● **TASK**: Report every line of the data where the string "verified" appears.

● **MATERIAL FOR THE TASK**:
----
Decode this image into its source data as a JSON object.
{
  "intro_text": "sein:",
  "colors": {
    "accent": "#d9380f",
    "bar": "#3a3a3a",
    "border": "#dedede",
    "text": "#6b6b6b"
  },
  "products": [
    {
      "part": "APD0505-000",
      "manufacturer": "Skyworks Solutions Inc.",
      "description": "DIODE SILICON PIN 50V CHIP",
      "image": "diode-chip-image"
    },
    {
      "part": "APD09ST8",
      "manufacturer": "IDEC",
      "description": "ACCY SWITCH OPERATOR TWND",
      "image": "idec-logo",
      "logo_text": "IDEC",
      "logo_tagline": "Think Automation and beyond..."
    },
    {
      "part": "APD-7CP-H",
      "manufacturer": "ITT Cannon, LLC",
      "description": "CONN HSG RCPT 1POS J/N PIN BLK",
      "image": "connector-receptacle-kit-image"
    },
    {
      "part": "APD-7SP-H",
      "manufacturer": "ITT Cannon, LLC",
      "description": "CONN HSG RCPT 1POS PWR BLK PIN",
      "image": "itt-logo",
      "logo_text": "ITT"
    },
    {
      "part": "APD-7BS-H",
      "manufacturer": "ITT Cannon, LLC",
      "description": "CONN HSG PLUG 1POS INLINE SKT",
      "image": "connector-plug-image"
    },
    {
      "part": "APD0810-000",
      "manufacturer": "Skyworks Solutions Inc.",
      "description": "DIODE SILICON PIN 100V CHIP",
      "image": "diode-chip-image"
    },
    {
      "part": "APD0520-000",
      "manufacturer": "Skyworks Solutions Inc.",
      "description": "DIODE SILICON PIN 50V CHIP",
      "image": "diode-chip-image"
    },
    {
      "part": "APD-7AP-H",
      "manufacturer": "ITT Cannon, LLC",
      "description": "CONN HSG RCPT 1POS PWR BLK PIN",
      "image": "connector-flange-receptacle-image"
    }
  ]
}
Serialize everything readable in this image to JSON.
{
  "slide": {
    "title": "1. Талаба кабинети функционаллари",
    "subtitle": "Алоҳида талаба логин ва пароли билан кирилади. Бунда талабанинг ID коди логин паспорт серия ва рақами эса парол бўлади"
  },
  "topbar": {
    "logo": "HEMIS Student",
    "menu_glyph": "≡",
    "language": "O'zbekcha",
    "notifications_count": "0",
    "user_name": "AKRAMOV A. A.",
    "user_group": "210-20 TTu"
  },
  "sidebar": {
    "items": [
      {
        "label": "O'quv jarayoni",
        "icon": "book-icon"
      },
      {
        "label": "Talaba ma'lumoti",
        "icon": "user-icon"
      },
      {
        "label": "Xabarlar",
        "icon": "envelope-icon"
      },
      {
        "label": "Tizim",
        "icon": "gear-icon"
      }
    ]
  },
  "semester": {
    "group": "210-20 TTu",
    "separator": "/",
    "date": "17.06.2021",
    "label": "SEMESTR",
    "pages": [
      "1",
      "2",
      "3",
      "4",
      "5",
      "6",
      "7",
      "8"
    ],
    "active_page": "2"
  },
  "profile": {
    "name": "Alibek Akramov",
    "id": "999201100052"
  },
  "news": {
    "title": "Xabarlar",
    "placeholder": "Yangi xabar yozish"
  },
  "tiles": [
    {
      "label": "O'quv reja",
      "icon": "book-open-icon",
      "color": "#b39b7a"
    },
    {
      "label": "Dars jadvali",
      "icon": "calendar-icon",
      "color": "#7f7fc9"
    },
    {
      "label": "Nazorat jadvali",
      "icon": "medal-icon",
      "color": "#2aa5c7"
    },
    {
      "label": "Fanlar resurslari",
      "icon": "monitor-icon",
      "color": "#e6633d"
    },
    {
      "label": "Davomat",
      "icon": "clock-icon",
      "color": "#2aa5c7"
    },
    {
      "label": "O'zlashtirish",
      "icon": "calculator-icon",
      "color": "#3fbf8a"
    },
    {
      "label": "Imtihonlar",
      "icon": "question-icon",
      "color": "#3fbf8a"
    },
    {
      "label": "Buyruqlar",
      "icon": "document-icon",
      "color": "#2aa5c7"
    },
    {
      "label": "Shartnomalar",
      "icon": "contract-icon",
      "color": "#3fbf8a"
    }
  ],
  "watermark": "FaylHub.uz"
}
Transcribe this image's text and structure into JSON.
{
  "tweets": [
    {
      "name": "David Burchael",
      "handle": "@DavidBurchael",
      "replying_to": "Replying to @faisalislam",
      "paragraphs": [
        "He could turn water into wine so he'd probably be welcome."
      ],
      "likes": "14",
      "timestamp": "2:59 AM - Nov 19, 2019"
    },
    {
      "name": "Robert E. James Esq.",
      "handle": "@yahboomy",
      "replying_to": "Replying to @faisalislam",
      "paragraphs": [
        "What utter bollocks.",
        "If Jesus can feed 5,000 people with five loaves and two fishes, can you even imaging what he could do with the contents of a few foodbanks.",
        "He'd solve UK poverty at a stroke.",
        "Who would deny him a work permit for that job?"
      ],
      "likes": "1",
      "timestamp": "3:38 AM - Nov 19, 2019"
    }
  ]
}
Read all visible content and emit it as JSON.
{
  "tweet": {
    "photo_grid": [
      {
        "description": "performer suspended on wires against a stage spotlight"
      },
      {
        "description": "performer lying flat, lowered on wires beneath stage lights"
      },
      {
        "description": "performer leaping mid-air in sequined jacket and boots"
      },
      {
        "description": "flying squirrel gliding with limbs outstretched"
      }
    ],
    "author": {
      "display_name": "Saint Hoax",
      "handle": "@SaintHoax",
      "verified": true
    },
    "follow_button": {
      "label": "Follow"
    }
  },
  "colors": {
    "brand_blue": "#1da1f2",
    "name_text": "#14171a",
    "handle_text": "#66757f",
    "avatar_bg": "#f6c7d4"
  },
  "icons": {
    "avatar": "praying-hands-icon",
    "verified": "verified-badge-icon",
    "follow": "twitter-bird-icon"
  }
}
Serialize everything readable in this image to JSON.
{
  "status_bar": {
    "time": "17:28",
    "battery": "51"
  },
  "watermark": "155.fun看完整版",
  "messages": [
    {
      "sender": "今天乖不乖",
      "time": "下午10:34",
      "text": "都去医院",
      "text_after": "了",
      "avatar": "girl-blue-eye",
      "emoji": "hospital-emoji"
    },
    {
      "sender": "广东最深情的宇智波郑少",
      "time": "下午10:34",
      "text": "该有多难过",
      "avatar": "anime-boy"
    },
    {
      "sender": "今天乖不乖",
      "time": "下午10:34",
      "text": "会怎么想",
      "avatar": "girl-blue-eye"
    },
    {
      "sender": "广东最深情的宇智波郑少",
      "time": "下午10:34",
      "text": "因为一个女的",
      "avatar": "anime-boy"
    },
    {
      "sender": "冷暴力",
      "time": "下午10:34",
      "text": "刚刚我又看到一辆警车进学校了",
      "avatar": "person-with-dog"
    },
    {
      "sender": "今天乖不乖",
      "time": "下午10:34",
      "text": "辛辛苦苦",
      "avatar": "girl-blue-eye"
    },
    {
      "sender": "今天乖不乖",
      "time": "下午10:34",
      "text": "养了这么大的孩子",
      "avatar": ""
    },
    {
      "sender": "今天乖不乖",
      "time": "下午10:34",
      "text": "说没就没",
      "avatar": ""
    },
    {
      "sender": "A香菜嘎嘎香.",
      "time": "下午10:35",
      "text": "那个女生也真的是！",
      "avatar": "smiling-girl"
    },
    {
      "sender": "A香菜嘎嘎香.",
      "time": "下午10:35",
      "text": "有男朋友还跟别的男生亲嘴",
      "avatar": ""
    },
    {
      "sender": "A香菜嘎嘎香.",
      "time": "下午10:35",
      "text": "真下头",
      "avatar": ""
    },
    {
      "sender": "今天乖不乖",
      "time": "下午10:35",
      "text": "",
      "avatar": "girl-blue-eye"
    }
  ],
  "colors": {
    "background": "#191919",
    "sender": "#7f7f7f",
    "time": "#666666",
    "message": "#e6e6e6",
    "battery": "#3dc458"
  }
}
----
● **EXERCISE RESULT**:
      "verified": true
    "verified": "verified-badge-icon",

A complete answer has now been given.